- Action item -
Give back all of the data, word for word.

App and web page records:
== Segment start ==
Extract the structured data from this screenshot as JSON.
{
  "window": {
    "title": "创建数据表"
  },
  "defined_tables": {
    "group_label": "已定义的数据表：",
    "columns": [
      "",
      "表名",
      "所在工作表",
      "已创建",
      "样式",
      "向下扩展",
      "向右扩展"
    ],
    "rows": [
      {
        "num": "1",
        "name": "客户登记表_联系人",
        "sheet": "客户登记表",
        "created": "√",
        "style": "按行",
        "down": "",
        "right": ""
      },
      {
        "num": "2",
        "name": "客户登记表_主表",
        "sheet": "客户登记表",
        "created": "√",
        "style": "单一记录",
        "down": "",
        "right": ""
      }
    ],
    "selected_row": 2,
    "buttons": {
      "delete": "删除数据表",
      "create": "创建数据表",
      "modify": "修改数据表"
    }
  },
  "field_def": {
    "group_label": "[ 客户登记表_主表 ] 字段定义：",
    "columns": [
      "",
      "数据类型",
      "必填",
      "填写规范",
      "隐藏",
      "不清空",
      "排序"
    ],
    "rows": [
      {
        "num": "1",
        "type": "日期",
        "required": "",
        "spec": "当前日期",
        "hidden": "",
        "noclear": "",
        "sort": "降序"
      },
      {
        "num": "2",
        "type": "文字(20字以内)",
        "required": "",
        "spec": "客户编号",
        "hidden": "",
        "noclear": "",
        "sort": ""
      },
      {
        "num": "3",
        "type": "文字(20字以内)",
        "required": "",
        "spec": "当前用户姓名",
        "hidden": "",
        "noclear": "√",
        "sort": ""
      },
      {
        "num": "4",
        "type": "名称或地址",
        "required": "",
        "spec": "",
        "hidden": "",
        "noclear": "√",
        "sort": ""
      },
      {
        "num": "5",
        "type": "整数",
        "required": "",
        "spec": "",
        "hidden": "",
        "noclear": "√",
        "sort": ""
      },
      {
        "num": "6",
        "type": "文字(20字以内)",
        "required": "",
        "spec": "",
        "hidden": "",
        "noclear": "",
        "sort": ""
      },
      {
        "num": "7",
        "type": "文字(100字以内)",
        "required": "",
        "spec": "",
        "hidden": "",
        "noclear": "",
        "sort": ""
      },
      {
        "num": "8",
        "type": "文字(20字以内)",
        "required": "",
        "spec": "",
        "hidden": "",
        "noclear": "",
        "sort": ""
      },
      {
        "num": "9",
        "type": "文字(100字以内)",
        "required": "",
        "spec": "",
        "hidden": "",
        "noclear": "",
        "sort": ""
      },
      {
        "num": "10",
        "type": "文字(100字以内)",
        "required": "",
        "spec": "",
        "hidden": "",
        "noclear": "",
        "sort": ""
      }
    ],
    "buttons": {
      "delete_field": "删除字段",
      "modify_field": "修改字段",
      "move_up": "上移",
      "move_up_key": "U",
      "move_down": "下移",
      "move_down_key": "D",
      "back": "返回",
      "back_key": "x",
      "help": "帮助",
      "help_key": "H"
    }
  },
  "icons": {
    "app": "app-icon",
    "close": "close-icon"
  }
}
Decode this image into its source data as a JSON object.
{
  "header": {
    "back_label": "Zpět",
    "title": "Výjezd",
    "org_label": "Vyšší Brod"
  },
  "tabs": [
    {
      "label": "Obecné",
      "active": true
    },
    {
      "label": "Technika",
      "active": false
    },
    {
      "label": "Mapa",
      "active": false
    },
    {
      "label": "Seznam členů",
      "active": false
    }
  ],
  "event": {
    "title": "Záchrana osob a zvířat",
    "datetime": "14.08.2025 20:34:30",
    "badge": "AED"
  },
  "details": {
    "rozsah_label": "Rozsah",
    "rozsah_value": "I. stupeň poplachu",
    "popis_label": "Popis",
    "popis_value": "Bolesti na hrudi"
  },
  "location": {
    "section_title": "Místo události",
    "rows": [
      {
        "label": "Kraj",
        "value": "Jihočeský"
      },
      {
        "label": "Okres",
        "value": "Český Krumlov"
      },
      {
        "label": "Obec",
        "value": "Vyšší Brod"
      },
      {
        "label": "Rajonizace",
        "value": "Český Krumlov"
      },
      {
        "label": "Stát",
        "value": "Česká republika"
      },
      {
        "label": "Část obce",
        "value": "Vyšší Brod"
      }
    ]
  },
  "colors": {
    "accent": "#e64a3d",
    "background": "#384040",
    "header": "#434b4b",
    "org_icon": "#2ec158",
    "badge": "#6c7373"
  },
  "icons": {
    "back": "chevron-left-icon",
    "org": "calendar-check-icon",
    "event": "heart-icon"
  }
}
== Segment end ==
- Answer for this exercise -
Extract the structured data from this screenshot as JSON.
{
  "window": {
    "title": "创建数据表"
  },
  "defined_tables": {
    "group_label": "已定义的数据表：",
    "columns": [
      "",
      "表名",
      "所在工作表",
      "已创建",
      "样式",
      "向下扩展",
      "向右扩展"
    ],
    "rows": [
      {
        "num": "1",
        "name": "客户登记表_联系人",
        "sheet": "客户登记表",
        "created": "√",
        "style": "按行",
        "down": "",
        "right": ""
      },
      {
        "num": "2",
        "name": "客户登记表_主表",
        "sheet": "客户登记表",
        "created": "√",
        "style": "单一记录",
        "down": "",
        "right": ""
      }
    ],
    "selected_row": 2,
    "buttons": {
      "delete": "删除数据表",
      "create": "创建数据表",
      "modify": "修改数据表"
    }
  },
  "field_def": {
    "group_label": "[ 客户登记表_主表 ] 字段定义：",
    "columns": [
      "",
      "数据类型",
      "必填",
      "填写规范",
      "隐藏",
      "不清空",
      "排序"
    ],
    "rows": [
      {
        "num": "1",
        "type": "日期",
        "required": "",
        "spec": "当前日期",
        "hidden": "",
        "noclear": "",
        "sort": "降序"
      },
      {
        "num": "2",
        "type": "文字(20字以内)",
        "required": "",
        "spec": "客户编号",
        "hidden": "",
        "noclear": "",
        "sort": ""
      },
      {
        "num": "3",
        "type": "文字(20字以内)",
        "required": "",
        "spec": "当前用户姓名",
        "hidden": "",
        "noclear": "√",
        "sort": ""
      },
      {
        "num": "4",
        "type": "名称或地址",
        "required": "",
        "spec": "",
        "hidden": "",
        "noclear": "√",
        "sort": ""
      },
      {
        "num": "5",
        "type": "整数",
        "required": "",
        "spec": "",
        "hidden": "",
        "noclear": "√",
        "sort": ""
      },
      {
        "num": "6",
        "type": "文字(20字以内)",
        "required": "",
        "spec": "",
        "hidden": "",
        "noclear": "",
        "sort": ""
      },
      {
        "num": "7",
        "type": "文字(100字以内)",
        "required": "",
        "spec": "",
        "hidden": "",
        "noclear": "",
        "sort": ""
      },
      {
        "num": "8",
        "type": "文字(20字以内)",
        "required": "",
        "spec": "",
        "hidden": "",
        "noclear": "",
        "sort": ""
      },
      {
        "num": "9",
        "type": "文字(100字以内)",
        "required": "",
        "spec": "",
        "hidden": "",
        "noclear": "",
        "sort": ""
      },
      {
        "num": "10",
        "type": "文字(100字以内)",
        "required": "",
        "spec": "",
        "hidden": "",
        "noclear": "",
        "sort": ""
      }
    ],
    "buttons": {
      "delete_field": "删除字段",
      "modify_field": "修改字段",
      "move_up": "上移",
      "move_up_key": "U",
      "move_down": "下移",
      "move_down_key": "D",
      "back": "返回",
      "back_key": "x",
      "help": "帮助",
      "help_key": "H"
    }
  },
  "icons": {
    "app": "app-icon",
    "close": "close-icon"
  }
}
Decode this image into its source data as a JSON object.
{
  "header": {
    "back_label": "Zpět",
    "title": "Výjezd",
    "org_label": "Vyšší Brod"
  },
  "tabs": [
    {
      "label": "Obecné",
      "active": true
    },
    {
      "label": "Technika",
      "active": false
    },
    {
      "label": "Mapa",
      "active": false
    },
    {
      "label": "Seznam členů",
      "active": false
    }
  ],
  "event": {
    "title": "Záchrana osob a zvířat",
    "datetime": "14.08.2025 20:34:30",
    "badge": "AED"
  },
  "details": {
    "rozsah_label": "Rozsah",
    "rozsah_value": "I. stupeň poplachu",
    "popis_label": "Popis",
    "popis_value": "Bolesti na hrudi"
  },
  "location": {
    "section_title": "Místo události",
    "rows": [
      {
        "label": "Kraj",
        "value": "Jihočeský"
      },
      {
        "label": "Okres",
        "value": "Český Krumlov"
      },
      {
        "label": "Obec",
        "value": "Vyšší Brod"
      },
      {
        "label": "Rajonizace",
        "value": "Český Krumlov"
      },
      {
        "label": "Stát",
        "value": "Česká republika"
      },
      {
        "label": "Část obce",
        "value": "Vyšší Brod"
      }
    ]
  },
  "colors": {
    "accent": "#e64a3d",
    "background": "#384040",
    "header": "#434b4b",
    "org_icon": "#2ec158",
    "badge": "#6c7373"
  },
  "icons": {
    "back": "chevron-left-icon",
    "org": "calendar-check-icon",
    "event": "heart-icon"
  }
}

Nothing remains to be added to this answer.